Irritation or Intrigue: You Choose (Part 2 on Story)
This week, Dan and his wife, Becky Allender, think back to the way in which one of their brief interactions led not only to confusion but to a deeper sense of irritation toward each other’s stories. As they recognized and named their everyday stories, those that too often get overlooked, they were able to move past avoidance and gain understanding and empathy. The episode ends with this encouragement and challenge: we all have a choice to make in each of our relationships—to approach another’s story with a sense of irritation or with genuine intrigue. What we choose will dictate the way in which our lives intersect with others.
Dan begins the conversation by reviewing last week’s episode. When a catastrophic story like that of Houston hits, we need to remember to review it often rather than give in to empathetic fatigue.

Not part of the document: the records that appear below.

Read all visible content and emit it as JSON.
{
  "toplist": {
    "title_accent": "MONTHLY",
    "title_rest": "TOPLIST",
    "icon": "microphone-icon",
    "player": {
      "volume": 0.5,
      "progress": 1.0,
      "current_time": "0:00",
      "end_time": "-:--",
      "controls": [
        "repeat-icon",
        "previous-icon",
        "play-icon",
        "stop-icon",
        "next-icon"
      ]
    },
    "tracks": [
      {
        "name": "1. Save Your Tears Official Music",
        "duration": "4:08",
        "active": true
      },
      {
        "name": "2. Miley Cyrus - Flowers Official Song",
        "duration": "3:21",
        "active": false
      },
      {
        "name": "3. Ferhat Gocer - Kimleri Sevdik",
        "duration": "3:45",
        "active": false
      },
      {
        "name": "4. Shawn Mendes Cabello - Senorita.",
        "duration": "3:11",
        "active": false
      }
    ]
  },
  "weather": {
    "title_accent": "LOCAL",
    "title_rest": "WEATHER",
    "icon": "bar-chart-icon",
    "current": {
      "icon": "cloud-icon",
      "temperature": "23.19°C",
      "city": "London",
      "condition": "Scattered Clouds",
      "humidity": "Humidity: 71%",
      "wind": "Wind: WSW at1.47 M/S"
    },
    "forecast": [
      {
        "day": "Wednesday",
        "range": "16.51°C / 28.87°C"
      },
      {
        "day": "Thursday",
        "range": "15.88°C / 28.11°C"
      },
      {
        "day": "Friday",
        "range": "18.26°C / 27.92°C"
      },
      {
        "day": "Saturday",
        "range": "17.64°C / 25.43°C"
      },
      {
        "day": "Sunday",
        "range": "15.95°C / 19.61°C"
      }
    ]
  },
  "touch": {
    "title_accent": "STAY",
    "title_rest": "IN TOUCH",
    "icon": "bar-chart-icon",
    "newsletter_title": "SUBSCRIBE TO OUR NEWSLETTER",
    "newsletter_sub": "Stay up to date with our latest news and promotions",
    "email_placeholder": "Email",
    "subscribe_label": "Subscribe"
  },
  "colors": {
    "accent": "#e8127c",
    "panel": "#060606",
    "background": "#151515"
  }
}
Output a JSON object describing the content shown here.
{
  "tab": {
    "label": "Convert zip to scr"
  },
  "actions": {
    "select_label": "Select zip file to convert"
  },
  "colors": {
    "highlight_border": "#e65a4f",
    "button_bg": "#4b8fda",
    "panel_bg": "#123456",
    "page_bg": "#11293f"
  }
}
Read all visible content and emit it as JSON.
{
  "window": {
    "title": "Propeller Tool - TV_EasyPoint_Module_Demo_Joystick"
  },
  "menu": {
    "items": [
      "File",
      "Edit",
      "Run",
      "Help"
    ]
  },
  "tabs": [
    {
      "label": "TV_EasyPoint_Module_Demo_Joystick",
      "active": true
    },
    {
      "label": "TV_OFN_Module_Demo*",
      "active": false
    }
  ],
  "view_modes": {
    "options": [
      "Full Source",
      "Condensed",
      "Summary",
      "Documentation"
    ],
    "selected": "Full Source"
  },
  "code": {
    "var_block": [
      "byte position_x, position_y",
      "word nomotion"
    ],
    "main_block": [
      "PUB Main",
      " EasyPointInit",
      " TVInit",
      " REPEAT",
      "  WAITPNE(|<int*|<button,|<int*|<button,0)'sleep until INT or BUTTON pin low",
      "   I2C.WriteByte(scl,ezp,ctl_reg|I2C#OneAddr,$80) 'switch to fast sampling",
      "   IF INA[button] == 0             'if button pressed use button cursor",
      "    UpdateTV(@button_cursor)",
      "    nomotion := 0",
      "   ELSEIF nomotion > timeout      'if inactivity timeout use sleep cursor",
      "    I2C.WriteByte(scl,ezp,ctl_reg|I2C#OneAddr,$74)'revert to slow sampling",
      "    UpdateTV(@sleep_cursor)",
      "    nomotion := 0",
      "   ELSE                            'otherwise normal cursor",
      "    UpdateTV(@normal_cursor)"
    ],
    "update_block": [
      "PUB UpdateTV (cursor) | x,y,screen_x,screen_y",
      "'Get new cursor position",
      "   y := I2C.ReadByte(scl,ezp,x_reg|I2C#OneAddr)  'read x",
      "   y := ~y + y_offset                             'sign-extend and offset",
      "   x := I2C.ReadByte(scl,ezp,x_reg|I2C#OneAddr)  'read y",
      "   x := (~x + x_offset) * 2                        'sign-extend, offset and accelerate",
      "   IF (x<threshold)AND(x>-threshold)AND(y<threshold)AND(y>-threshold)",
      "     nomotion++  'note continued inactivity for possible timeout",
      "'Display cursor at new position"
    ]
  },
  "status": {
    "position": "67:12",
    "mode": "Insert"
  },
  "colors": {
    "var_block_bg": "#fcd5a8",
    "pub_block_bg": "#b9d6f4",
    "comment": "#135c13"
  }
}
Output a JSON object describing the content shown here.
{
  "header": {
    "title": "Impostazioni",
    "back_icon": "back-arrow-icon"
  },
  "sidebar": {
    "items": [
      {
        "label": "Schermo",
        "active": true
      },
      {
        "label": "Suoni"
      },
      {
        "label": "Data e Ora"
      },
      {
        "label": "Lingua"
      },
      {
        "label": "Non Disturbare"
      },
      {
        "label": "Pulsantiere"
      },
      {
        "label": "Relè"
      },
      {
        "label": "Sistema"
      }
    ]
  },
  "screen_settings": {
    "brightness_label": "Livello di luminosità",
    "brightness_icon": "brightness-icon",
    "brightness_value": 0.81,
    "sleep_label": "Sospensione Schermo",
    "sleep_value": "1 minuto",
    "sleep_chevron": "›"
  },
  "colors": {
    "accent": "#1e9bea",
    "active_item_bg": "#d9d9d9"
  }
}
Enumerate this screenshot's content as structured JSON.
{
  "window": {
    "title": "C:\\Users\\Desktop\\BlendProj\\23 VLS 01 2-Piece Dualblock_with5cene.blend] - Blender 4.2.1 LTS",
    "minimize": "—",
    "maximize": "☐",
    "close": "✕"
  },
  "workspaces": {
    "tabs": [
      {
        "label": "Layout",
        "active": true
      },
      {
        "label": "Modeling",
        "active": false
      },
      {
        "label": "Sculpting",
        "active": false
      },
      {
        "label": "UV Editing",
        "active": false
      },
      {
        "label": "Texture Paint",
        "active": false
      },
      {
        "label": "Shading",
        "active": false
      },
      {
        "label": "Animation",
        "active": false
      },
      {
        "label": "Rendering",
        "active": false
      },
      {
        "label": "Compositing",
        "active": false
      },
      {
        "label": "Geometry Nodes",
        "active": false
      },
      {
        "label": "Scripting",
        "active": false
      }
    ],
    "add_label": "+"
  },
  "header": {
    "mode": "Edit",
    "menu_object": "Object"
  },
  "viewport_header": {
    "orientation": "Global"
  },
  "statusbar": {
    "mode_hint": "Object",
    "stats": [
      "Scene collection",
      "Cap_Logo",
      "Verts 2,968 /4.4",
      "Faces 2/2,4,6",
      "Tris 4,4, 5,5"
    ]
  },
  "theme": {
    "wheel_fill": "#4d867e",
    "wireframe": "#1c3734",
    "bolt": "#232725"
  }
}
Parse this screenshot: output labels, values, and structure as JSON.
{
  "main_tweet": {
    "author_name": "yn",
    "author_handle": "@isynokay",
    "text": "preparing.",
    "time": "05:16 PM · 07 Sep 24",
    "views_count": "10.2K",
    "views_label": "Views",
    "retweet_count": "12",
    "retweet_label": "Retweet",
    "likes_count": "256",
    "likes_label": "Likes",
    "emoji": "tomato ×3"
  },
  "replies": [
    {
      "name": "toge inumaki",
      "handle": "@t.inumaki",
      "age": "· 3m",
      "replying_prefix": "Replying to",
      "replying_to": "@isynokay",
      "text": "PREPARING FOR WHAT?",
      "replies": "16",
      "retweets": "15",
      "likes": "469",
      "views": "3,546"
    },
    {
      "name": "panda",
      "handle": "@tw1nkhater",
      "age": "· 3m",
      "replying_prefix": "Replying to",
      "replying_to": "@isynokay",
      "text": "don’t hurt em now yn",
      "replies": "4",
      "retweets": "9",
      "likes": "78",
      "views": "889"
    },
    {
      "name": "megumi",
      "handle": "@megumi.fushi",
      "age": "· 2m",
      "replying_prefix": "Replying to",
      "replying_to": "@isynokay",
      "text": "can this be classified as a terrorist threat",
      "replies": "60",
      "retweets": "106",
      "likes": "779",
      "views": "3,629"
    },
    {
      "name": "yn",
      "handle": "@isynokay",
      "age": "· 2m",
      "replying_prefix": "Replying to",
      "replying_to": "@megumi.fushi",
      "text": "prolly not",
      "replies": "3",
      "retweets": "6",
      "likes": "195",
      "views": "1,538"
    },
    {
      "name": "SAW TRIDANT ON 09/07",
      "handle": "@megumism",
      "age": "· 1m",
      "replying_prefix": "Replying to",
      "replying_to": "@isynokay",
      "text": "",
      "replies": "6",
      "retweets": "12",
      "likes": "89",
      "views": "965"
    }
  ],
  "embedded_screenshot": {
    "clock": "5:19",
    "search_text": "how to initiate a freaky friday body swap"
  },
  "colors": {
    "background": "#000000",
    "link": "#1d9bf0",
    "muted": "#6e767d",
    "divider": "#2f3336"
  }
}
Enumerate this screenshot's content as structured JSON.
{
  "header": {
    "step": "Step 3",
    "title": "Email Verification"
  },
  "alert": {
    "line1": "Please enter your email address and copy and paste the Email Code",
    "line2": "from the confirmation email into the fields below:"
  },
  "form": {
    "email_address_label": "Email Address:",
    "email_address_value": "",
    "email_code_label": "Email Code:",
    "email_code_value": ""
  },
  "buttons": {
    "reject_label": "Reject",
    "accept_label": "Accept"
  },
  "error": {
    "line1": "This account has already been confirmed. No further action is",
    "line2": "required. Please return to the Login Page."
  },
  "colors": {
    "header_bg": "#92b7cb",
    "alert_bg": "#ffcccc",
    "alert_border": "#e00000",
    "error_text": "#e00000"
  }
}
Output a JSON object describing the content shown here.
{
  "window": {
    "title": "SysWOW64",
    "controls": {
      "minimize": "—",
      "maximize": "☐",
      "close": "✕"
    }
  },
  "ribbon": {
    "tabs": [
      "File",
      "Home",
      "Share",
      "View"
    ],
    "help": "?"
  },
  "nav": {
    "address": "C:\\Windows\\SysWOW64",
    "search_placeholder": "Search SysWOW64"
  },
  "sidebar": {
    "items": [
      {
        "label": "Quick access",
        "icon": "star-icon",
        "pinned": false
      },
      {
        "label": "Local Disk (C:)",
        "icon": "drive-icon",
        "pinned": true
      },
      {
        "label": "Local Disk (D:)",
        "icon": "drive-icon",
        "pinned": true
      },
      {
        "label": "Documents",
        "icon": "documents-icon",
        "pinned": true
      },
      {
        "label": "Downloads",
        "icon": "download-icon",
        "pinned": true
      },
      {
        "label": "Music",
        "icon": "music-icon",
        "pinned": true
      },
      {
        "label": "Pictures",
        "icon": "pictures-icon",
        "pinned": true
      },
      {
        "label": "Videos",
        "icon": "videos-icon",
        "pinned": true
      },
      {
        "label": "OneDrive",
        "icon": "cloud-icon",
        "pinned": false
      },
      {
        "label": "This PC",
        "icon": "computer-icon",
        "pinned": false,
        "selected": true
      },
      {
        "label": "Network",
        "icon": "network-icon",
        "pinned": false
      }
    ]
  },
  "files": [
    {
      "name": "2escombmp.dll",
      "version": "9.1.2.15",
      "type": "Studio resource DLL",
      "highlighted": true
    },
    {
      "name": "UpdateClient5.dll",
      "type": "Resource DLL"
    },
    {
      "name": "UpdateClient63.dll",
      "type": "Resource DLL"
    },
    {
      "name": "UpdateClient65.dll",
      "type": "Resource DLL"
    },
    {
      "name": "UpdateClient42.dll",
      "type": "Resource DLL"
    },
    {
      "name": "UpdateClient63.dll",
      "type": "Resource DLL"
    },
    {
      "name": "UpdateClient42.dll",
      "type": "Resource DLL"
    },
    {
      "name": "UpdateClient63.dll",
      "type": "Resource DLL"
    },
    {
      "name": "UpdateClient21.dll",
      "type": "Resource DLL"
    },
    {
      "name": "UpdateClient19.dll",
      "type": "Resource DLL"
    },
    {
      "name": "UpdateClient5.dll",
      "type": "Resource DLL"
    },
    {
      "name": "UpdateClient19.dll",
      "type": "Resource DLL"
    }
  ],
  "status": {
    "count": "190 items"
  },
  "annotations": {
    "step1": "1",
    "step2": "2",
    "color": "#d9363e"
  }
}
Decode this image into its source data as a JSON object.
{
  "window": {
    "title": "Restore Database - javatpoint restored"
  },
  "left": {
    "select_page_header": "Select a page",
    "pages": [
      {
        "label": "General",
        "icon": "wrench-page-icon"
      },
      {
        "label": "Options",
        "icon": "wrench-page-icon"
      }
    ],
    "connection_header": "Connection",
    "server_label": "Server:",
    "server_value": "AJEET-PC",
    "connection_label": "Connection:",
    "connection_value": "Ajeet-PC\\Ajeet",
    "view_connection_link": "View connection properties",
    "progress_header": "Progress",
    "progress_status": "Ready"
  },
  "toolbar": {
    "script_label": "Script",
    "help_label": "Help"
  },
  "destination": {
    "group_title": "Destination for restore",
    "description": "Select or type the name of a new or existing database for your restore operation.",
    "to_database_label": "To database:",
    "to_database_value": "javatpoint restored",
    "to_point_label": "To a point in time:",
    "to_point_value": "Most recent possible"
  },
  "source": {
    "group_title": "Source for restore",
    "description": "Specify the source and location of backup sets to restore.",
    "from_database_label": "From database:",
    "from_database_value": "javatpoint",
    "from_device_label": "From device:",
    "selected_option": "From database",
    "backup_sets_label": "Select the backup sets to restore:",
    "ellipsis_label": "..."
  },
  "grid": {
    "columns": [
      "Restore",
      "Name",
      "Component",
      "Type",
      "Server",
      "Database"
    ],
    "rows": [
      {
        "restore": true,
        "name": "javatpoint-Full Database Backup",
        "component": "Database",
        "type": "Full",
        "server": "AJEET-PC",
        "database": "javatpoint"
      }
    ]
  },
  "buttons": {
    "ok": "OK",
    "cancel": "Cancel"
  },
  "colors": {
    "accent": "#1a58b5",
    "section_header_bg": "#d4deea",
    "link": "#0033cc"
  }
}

Still, even with stories as big as the flooding in Houston and parts of Southeast Asia, we have to continue to make room for our everyday, often mundane stories—those that affect our lives in more ways that we might imagine.
When we address the enormity of human suffering, it’s difficult to feel okay about moving from a colossal story to a person’s mundane story. Nevertheless, we are going to shift here from the catastrophic to the “normal range” of stories because they matter too.
If we don’t take into account the small, we will never be responsible and care well for the large.
Dan explains that his and Becky’s everyday story happened this past week. It began as a brief discussion about friends who had moved to Seattle to go to The Seattle School. Their names are Lisa and Mark. Before Dan knew what had happened, Becky started talking about a different Mark without any warning. She could see Dan was befuddled and also a little irritated.
The two reminisce about the time they took to reflect on the ferry. At first, they laughed about the moment of confusion, but then they considered what had really happened.
Becky thinks back to a mother who was always impatient. Her only choice was to build a habit of being quick with her words. She remembers feeling like she had entered a new galaxy when she met Dan’s parents, who would just sit and listen.
Becky notes: “Now, I try to listen to you. You’re sometimes very verbose when I feel like there are so many things to get done.”
As Becky reflects on the reason she feels rushed to speak, Dan reflects on his own role growing up—feeling the burden to keep talking so there wouldn’t be silence and tension in the home.
The two conclude: “Stories are embedded in stories, and those stories shape our way of being.”
What we don’t see, we fail to name. And what we don’t name, we avoid.
Dan notes: “So often our stories interact with one another with a level of jaggedness and irritation. Simply coping by saying ‘That’s jut Becky’ or ‘That’s just Dan’ is a pejorative way to dismiss the other. The only other option is to have a stance of intrigue. You’re either going to have intrigue at one another or irritation.”
Becky notes that when she feels exasperated by Dan’s loquacious way of talking, she tries to remember to smile and simply say, “I love you.” By doing this, she acknowledges the difference between them and reminds herself that she does not need to be irritated. Instead, she can simply laugh and enjoy the moment.
Dan notes that intrigue will require us to begin with the assumption that we have a lot more to learn about each other. When you are curious about what has brought a person to be who they are, it changes everything about the relationship.
This episode ends with an important announcement: The Allender Center will be in Menasha, Wisconsin October 13-14 for the To Be Told Conference. We hope we can see you there, but if you can’t make it then, you can bring others together at any time or place to work through the content by hosting To Be Told as a simulcast location. Go to tobetoldsimulcast.com for more details. . In making the material more accessible, we’re looking forward to reaching many people we couldn’t typically reach.
As we move forward with podcasts this month, we will continue discussing how themes of our stories will impact the intersections of life to life. We will continue to explore how to get to clarity and depth by engaging our own stories, others’ stories, and the story of God.